*** Opening Provided material ***
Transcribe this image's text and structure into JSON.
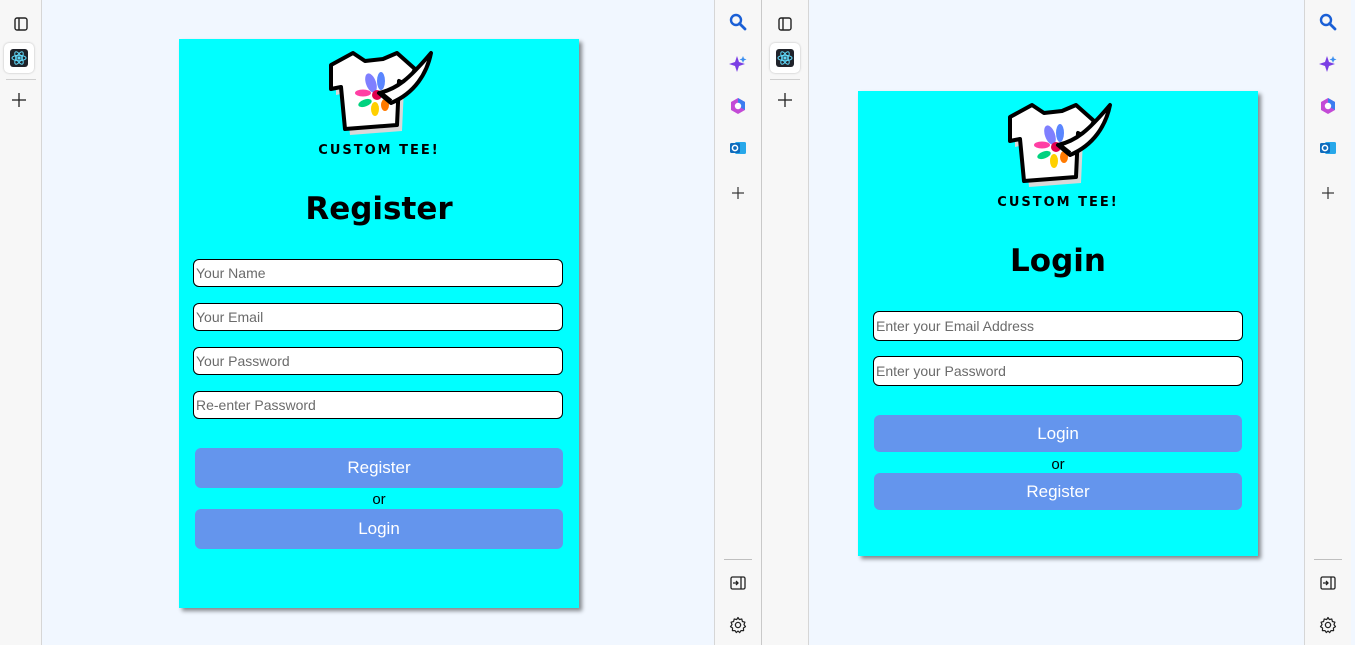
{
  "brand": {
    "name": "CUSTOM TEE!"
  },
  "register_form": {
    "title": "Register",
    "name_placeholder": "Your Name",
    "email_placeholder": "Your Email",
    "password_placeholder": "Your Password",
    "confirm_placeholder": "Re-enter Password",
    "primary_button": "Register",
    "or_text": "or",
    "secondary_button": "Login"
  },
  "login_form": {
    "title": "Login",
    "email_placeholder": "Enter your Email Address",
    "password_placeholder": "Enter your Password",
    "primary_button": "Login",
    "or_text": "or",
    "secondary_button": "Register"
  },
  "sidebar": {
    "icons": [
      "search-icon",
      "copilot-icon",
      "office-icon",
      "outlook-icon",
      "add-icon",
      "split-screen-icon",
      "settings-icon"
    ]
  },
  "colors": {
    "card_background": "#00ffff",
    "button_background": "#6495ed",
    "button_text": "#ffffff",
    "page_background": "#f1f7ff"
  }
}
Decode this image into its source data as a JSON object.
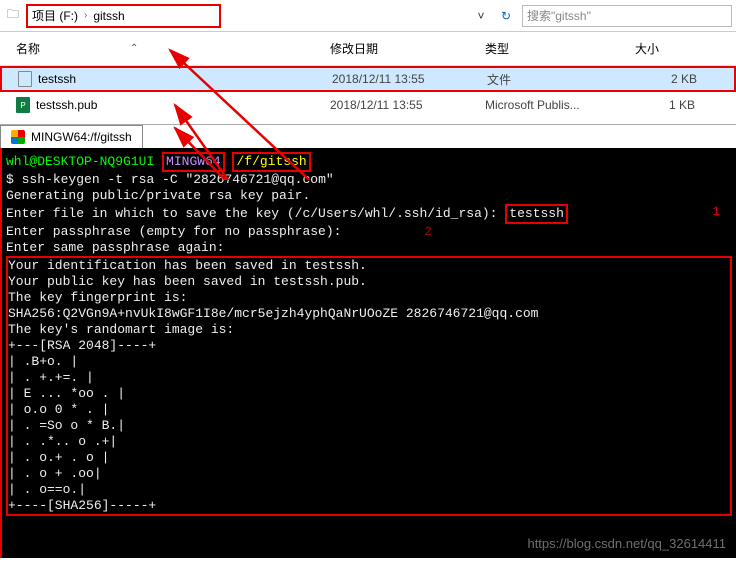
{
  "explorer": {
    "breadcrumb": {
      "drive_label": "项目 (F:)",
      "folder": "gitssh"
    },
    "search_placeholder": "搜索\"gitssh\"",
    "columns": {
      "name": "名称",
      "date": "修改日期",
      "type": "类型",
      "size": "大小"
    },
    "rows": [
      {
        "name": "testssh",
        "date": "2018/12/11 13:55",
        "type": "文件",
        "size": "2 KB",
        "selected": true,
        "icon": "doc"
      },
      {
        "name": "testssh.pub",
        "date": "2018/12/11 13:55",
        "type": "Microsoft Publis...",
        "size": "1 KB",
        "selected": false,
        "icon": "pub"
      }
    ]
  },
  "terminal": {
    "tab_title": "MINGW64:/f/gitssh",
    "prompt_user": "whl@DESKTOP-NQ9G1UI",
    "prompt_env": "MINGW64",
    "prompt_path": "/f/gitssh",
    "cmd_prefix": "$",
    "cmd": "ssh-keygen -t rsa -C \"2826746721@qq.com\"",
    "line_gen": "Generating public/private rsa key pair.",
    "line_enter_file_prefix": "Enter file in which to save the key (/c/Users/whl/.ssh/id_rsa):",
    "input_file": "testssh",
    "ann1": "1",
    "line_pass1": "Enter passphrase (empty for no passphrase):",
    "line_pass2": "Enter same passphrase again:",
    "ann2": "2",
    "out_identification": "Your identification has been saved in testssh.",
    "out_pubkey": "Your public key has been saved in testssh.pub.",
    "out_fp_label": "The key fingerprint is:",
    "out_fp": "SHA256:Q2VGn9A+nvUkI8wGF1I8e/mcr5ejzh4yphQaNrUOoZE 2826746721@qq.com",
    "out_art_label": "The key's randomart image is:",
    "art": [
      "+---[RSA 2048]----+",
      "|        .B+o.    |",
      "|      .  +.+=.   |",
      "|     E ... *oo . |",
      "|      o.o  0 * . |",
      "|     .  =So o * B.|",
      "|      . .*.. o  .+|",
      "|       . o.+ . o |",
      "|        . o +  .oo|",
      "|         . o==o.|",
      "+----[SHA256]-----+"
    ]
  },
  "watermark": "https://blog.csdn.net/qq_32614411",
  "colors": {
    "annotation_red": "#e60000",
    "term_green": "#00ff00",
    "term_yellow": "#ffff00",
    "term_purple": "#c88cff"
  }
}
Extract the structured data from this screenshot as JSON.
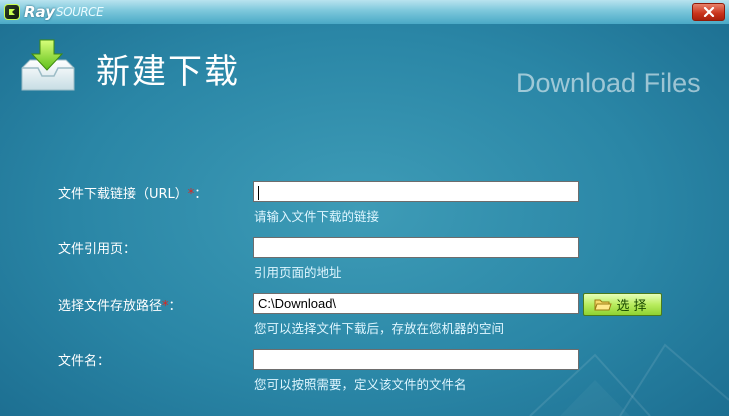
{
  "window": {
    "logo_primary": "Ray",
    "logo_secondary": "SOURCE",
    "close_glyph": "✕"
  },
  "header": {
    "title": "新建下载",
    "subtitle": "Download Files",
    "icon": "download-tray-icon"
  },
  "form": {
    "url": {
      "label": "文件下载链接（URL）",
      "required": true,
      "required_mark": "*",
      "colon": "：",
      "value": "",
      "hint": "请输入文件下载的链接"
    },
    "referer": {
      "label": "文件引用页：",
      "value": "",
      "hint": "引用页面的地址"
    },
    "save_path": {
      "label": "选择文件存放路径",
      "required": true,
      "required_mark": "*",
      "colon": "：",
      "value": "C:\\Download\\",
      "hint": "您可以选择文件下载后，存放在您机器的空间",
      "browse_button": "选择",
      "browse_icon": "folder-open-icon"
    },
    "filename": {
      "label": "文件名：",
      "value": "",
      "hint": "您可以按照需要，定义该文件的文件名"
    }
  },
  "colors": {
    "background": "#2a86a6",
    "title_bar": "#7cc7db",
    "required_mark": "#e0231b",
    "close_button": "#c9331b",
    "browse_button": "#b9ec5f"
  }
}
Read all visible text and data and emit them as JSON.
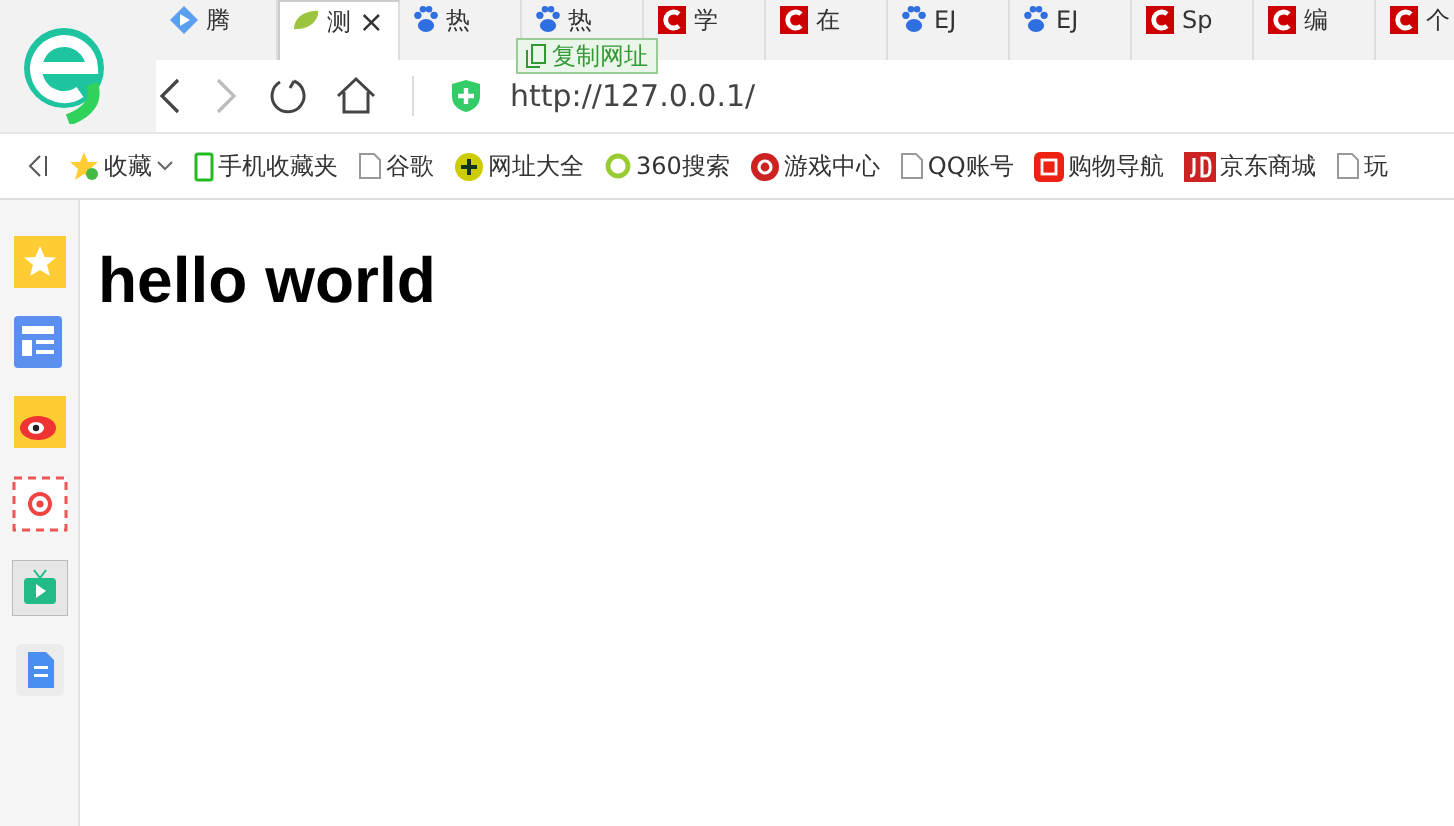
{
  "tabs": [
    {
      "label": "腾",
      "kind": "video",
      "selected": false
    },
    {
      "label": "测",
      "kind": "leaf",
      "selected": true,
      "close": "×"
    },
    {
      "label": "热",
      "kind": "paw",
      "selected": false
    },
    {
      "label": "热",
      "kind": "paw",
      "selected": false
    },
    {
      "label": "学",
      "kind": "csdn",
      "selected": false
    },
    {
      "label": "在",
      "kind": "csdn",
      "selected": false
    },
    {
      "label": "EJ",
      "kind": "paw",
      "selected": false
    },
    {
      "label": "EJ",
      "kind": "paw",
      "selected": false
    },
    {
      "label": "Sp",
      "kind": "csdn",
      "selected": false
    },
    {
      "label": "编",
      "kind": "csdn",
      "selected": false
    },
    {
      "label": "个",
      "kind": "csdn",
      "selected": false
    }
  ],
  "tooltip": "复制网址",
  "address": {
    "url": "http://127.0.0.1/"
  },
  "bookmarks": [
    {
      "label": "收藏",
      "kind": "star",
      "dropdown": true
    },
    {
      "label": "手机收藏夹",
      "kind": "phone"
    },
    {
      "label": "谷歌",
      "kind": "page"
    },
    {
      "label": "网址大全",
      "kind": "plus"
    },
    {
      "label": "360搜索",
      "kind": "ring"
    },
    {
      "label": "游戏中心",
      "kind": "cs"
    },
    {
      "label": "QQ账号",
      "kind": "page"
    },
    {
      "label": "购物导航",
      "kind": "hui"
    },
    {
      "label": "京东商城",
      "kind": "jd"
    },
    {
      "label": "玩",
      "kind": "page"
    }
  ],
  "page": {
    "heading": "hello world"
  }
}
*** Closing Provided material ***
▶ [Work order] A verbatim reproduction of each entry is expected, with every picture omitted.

▶ [Exercise result]
Transcribe this image's text and structure into JSON.
{
  "brand": {
    "name": "CUSTOM TEE!"
  },
  "register_form": {
    "title": "Register",
    "name_placeholder": "Your Name",
    "email_placeholder": "Your Email",
    "password_placeholder": "Your Password",
    "confirm_placeholder": "Re-enter Password",
    "primary_button": "Register",
    "or_text": "or",
    "secondary_button": "Login"
  },
  "login_form": {
    "title": "Login",
    "email_placeholder": "Enter your Email Address",
    "password_placeholder": "Enter your Password",
    "primary_button": "Login",
    "or_text": "or",
    "secondary_button": "Register"
  },
  "sidebar": {
    "icons": [
      "search-icon",
      "copilot-icon",
      "office-icon",
      "outlook-icon",
      "add-icon",
      "split-screen-icon",
      "settings-icon"
    ]
  },
  "colors": {
    "card_background": "#00ffff",
    "button_background": "#6495ed",
    "button_text": "#ffffff",
    "page_background": "#f1f7ff"
  }
}
Decode this image into its source data as a JSON object.
{
  "explorer": {
    "breadcrumb": {
      "drive_label": "项目 (F:)",
      "folder": "gitssh"
    },
    "search_placeholder": "搜索\"gitssh\"",
    "columns": {
      "name": "名称",
      "date": "修改日期",
      "type": "类型",
      "size": "大小"
    },
    "rows": [
      {
        "name": "testssh",
        "date": "2018/12/11 13:55",
        "type": "文件",
        "size": "2 KB",
        "selected": true,
        "icon": "doc"
      },
      {
        "name": "testssh.pub",
        "date": "2018/12/11 13:55",
        "type": "Microsoft Publis...",
        "size": "1 KB",
        "selected": false,
        "icon": "pub"
      }
    ]
  },
  "terminal": {
    "tab_title": "MINGW64:/f/gitssh",
    "prompt_user": "whl@DESKTOP-NQ9G1UI",
    "prompt_env": "MINGW64",
    "prompt_path": "/f/gitssh",
    "cmd_prefix": "$",
    "cmd": "ssh-keygen -t rsa -C \"2826746721@qq.com\"",
    "line_gen": "Generating public/private rsa key pair.",
    "line_enter_file_prefix": "Enter file in which to save the key (/c/Users/whl/.ssh/id_rsa):",
    "input_file": "testssh",
    "ann1": "1",
    "line_pass1": "Enter passphrase (empty for no passphrase):",
    "line_pass2": "Enter same passphrase again:",
    "ann2": "2",
    "out_identification": "Your identification has been saved in testssh.",
    "out_pubkey": "Your public key has been saved in testssh.pub.",
    "out_fp_label": "The key fingerprint is:",
    "out_fp": "SHA256:Q2VGn9A+nvUkI8wGF1I8e/mcr5ejzh4yphQaNrUOoZE 2826746721@qq.com",
    "out_art_label": "The key's randomart image is:",
    "art": [
      "+---[RSA 2048]----+",
      "|        .B+o.    |",
      "|      .  +.+=.   |",
      "|     E ... *oo . |",
      "|      o.o  0 * . |",
      "|     .  =So o * B.|",
      "|      . .*.. o  .+|",
      "|       . o.+ . o |",
      "|        . o +  .oo|",
      "|         . o==o.|",
      "+----[SHA256]-----+"
    ]
  },
  "watermark": "https://blog.csdn.net/qq_32614411",
  "colors": {
    "annotation_red": "#e60000",
    "term_green": "#00ff00",
    "term_yellow": "#ffff00",
    "term_purple": "#c88cff"
  }
}
Extract the structured data from this screenshot as JSON.
{
  "window": {
    "logo_primary": "Ray",
    "logo_secondary": "SOURCE",
    "close_glyph": "✕"
  },
  "header": {
    "title": "新建下载",
    "subtitle": "Download Files",
    "icon": "download-tray-icon"
  },
  "form": {
    "url": {
      "label": "文件下载链接（URL）",
      "required": true,
      "required_mark": "*",
      "colon": "：",
      "value": "",
      "hint": "请输入文件下载的链接"
    },
    "referer": {
      "label": "文件引用页：",
      "value": "",
      "hint": "引用页面的地址"
    },
    "save_path": {
      "label": "选择文件存放路径",
      "required": true,
      "required_mark": "*",
      "colon": "：",
      "value": "C:\\Download\\",
      "hint": "您可以选择文件下载后，存放在您机器的空间",
      "browse_button": "选择",
      "browse_icon": "folder-open-icon"
    },
    "filename": {
      "label": "文件名：",
      "value": "",
      "hint": "您可以按照需要，定义该文件的文件名"
    }
  },
  "colors": {
    "background": "#2a86a6",
    "title_bar": "#7cc7db",
    "required_mark": "#e0231b",
    "close_button": "#c9331b",
    "browse_button": "#b9ec5f"
  }
}
Read all visible text and data and emit them as JSON.
{
  "tabs": [
    {
      "label": "腾",
      "kind": "video",
      "selected": false
    },
    {
      "label": "测",
      "kind": "leaf",
      "selected": true,
      "close": "×"
    },
    {
      "label": "热",
      "kind": "paw",
      "selected": false
    },
    {
      "label": "热",
      "kind": "paw",
      "selected": false
    },
    {
      "label": "学",
      "kind": "csdn",
      "selected": false
    },
    {
      "label": "在",
      "kind": "csdn",
      "selected": false
    },
    {
      "label": "EJ",
      "kind": "paw",
      "selected": false
    },
    {
      "label": "EJ",
      "kind": "paw",
      "selected": false
    },
    {
      "label": "Sp",
      "kind": "csdn",
      "selected": false
    },
    {
      "label": "编",
      "kind": "csdn",
      "selected": false
    },
    {
      "label": "个",
      "kind": "csdn",
      "selected": false
    }
  ],
  "tooltip": "复制网址",
  "address": {
    "url": "http://127.0.0.1/"
  },
  "bookmarks": [
    {
      "label": "收藏",
      "kind": "star",
      "dropdown": true
    },
    {
      "label": "手机收藏夹",
      "kind": "phone"
    },
    {
      "label": "谷歌",
      "kind": "page"
    },
    {
      "label": "网址大全",
      "kind": "plus"
    },
    {
      "label": "360搜索",
      "kind": "ring"
    },
    {
      "label": "游戏中心",
      "kind": "cs"
    },
    {
      "label": "QQ账号",
      "kind": "page"
    },
    {
      "label": "购物导航",
      "kind": "hui"
    },
    {
      "label": "京东商城",
      "kind": "jd"
    },
    {
      "label": "玩",
      "kind": "page"
    }
  ],
  "page": {
    "heading": "hello world"
  }
}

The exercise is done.